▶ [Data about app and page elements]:
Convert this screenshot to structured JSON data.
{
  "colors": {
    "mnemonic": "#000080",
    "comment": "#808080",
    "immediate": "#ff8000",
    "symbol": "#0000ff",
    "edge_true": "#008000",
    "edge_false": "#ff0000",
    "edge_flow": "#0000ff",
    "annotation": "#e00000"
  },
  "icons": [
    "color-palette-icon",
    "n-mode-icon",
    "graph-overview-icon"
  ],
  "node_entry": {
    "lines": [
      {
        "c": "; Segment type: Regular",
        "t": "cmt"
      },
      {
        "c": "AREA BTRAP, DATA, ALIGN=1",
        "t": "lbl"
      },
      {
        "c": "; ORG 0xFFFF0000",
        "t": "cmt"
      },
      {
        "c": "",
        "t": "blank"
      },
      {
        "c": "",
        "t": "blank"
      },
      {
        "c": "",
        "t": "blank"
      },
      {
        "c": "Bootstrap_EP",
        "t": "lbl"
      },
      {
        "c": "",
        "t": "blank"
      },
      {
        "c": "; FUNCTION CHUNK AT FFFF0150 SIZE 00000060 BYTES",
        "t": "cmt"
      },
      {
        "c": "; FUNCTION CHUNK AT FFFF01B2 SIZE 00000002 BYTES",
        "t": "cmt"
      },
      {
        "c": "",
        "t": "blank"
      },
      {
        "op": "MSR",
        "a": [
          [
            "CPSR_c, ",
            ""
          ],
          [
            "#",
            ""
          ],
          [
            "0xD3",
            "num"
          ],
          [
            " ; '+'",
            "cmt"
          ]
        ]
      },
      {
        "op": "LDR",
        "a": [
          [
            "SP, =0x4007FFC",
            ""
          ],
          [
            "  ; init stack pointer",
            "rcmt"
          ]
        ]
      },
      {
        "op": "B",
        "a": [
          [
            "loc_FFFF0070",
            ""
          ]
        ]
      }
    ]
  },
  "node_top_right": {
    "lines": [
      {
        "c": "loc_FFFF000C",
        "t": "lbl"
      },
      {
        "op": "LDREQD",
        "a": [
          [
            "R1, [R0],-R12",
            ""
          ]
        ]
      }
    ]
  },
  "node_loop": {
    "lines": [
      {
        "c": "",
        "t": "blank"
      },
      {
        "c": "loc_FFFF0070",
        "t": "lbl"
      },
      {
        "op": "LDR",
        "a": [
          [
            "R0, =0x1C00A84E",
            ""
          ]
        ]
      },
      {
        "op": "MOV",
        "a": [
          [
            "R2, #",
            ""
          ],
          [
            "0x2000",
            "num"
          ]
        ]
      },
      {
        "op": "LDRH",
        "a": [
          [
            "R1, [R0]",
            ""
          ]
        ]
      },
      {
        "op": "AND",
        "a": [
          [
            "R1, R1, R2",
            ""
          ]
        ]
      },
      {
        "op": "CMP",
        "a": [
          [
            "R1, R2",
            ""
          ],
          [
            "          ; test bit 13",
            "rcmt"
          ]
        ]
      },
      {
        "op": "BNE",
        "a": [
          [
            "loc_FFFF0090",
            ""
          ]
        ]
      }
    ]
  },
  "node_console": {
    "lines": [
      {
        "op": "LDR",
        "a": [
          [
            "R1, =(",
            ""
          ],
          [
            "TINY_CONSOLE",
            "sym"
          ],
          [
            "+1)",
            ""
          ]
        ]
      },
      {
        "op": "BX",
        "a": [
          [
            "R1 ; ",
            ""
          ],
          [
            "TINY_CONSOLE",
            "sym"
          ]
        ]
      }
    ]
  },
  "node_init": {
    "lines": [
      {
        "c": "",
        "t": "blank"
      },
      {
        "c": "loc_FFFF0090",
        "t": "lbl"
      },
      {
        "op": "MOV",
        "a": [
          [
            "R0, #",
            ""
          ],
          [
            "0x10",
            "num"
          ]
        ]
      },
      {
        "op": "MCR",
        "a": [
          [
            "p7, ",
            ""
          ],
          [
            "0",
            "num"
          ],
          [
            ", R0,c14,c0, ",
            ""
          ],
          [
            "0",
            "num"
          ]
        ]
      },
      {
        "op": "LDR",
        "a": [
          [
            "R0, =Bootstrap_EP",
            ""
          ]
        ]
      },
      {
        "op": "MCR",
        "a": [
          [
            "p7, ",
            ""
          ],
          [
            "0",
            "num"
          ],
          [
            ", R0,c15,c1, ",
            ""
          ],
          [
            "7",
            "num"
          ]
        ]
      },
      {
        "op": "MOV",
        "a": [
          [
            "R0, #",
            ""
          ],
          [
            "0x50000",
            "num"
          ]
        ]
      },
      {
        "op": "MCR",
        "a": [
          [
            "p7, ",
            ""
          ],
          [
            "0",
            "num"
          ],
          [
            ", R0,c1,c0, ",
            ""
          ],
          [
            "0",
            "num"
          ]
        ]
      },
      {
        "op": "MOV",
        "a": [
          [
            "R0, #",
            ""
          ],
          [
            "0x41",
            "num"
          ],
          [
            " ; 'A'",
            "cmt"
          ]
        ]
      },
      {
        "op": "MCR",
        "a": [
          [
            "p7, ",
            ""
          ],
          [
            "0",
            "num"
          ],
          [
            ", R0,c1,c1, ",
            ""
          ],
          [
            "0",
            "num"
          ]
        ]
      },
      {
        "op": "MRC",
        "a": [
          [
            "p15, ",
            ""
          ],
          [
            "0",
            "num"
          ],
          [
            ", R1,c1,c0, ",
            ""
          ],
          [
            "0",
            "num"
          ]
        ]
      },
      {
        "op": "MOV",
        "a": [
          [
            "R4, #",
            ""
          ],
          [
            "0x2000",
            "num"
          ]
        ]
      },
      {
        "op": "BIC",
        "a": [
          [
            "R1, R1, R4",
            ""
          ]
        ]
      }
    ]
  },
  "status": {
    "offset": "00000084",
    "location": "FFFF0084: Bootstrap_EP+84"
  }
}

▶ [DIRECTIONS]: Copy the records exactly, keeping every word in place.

▶ [RESPONSE AREA]:
Convert this screenshot to structured JSON data.
{
  "colors": {
    "mnemonic": "#000080",
    "comment": "#808080",
    "immediate": "#ff8000",
    "symbol": "#0000ff",
    "edge_true": "#008000",
    "edge_false": "#ff0000",
    "edge_flow": "#0000ff",
    "annotation": "#e00000"
  },
  "icons": [
    "color-palette-icon",
    "n-mode-icon",
    "graph-overview-icon"
  ],
  "node_entry": {
    "lines": [
      {
        "c": "; Segment type: Regular",
        "t": "cmt"
      },
      {
        "c": "AREA BTRAP, DATA, ALIGN=1",
        "t": "lbl"
      },
      {
        "c": "; ORG 0xFFFF0000",
        "t": "cmt"
      },
      {
        "c": "",
        "t": "blank"
      },
      {
        "c": "",
        "t": "blank"
      },
      {
        "c": "",
        "t": "blank"
      },
      {
        "c": "Bootstrap_EP",
        "t": "lbl"
      },
      {
        "c": "",
        "t": "blank"
      },
      {
        "c": "; FUNCTION CHUNK AT FFFF0150 SIZE 00000060 BYTES",
        "t": "cmt"
      },
      {
        "c": "; FUNCTION CHUNK AT FFFF01B2 SIZE 00000002 BYTES",
        "t": "cmt"
      },
      {
        "c": "",
        "t": "blank"
      },
      {
        "op": "MSR",
        "a": [
          [
            "CPSR_c, ",
            ""
          ],
          [
            "#",
            ""
          ],
          [
            "0xD3",
            "num"
          ],
          [
            " ; '+'",
            "cmt"
          ]
        ]
      },
      {
        "op": "LDR",
        "a": [
          [
            "SP, =0x4007FFC",
            ""
          ],
          [
            "  ; init stack pointer",
            "rcmt"
          ]
        ]
      },
      {
        "op": "B",
        "a": [
          [
            "loc_FFFF0070",
            ""
          ]
        ]
      }
    ]
  },
  "node_top_right": {
    "lines": [
      {
        "c": "loc_FFFF000C",
        "t": "lbl"
      },
      {
        "op": "LDREQD",
        "a": [
          [
            "R1, [R0],-R12",
            ""
          ]
        ]
      }
    ]
  },
  "node_loop": {
    "lines": [
      {
        "c": "",
        "t": "blank"
      },
      {
        "c": "loc_FFFF0070",
        "t": "lbl"
      },
      {
        "op": "LDR",
        "a": [
          [
            "R0, =0x1C00A84E",
            ""
          ]
        ]
      },
      {
        "op": "MOV",
        "a": [
          [
            "R2, #",
            ""
          ],
          [
            "0x2000",
            "num"
          ]
        ]
      },
      {
        "op": "LDRH",
        "a": [
          [
            "R1, [R0]",
            ""
          ]
        ]
      },
      {
        "op": "AND",
        "a": [
          [
            "R1, R1, R2",
            ""
          ]
        ]
      },
      {
        "op": "CMP",
        "a": [
          [
            "R1, R2",
            ""
          ],
          [
            "          ; test bit 13",
            "rcmt"
          ]
        ]
      },
      {
        "op": "BNE",
        "a": [
          [
            "loc_FFFF0090",
            ""
          ]
        ]
      }
    ]
  },
  "node_console": {
    "lines": [
      {
        "op": "LDR",
        "a": [
          [
            "R1, =(",
            ""
          ],
          [
            "TINY_CONSOLE",
            "sym"
          ],
          [
            "+1)",
            ""
          ]
        ]
      },
      {
        "op": "BX",
        "a": [
          [
            "R1 ; ",
            ""
          ],
          [
            "TINY_CONSOLE",
            "sym"
          ]
        ]
      }
    ]
  },
  "node_init": {
    "lines": [
      {
        "c": "",
        "t": "blank"
      },
      {
        "c": "loc_FFFF0090",
        "t": "lbl"
      },
      {
        "op": "MOV",
        "a": [
          [
            "R0, #",
            ""
          ],
          [
            "0x10",
            "num"
          ]
        ]
      },
      {
        "op": "MCR",
        "a": [
          [
            "p7, ",
            ""
          ],
          [
            "0",
            "num"
          ],
          [
            ", R0,c14,c0, ",
            ""
          ],
          [
            "0",
            "num"
          ]
        ]
      },
      {
        "op": "LDR",
        "a": [
          [
            "R0, =Bootstrap_EP",
            ""
          ]
        ]
      },
      {
        "op": "MCR",
        "a": [
          [
            "p7, ",
            ""
          ],
          [
            "0",
            "num"
          ],
          [
            ", R0,c15,c1, ",
            ""
          ],
          [
            "7",
            "num"
          ]
        ]
      },
      {
        "op": "MOV",
        "a": [
          [
            "R0, #",
            ""
          ],
          [
            "0x50000",
            "num"
          ]
        ]
      },
      {
        "op": "MCR",
        "a": [
          [
            "p7, ",
            ""
          ],
          [
            "0",
            "num"
          ],
          [
            ", R0,c1,c0, ",
            ""
          ],
          [
            "0",
            "num"
          ]
        ]
      },
      {
        "op": "MOV",
        "a": [
          [
            "R0, #",
            ""
          ],
          [
            "0x41",
            "num"
          ],
          [
            " ; 'A'",
            "cmt"
          ]
        ]
      },
      {
        "op": "MCR",
        "a": [
          [
            "p7, ",
            ""
          ],
          [
            "0",
            "num"
          ],
          [
            ", R0,c1,c1, ",
            ""
          ],
          [
            "0",
            "num"
          ]
        ]
      },
      {
        "op": "MRC",
        "a": [
          [
            "p15, ",
            ""
          ],
          [
            "0",
            "num"
          ],
          [
            ", R1,c1,c0, ",
            ""
          ],
          [
            "0",
            "num"
          ]
        ]
      },
      {
        "op": "MOV",
        "a": [
          [
            "R4, #",
            ""
          ],
          [
            "0x2000",
            "num"
          ]
        ]
      },
      {
        "op": "BIC",
        "a": [
          [
            "R1, R1, R4",
            ""
          ]
        ]
      }
    ]
  },
  "status": {
    "offset": "00000084",
    "location": "FFFF0084: Bootstrap_EP+84"
  }
}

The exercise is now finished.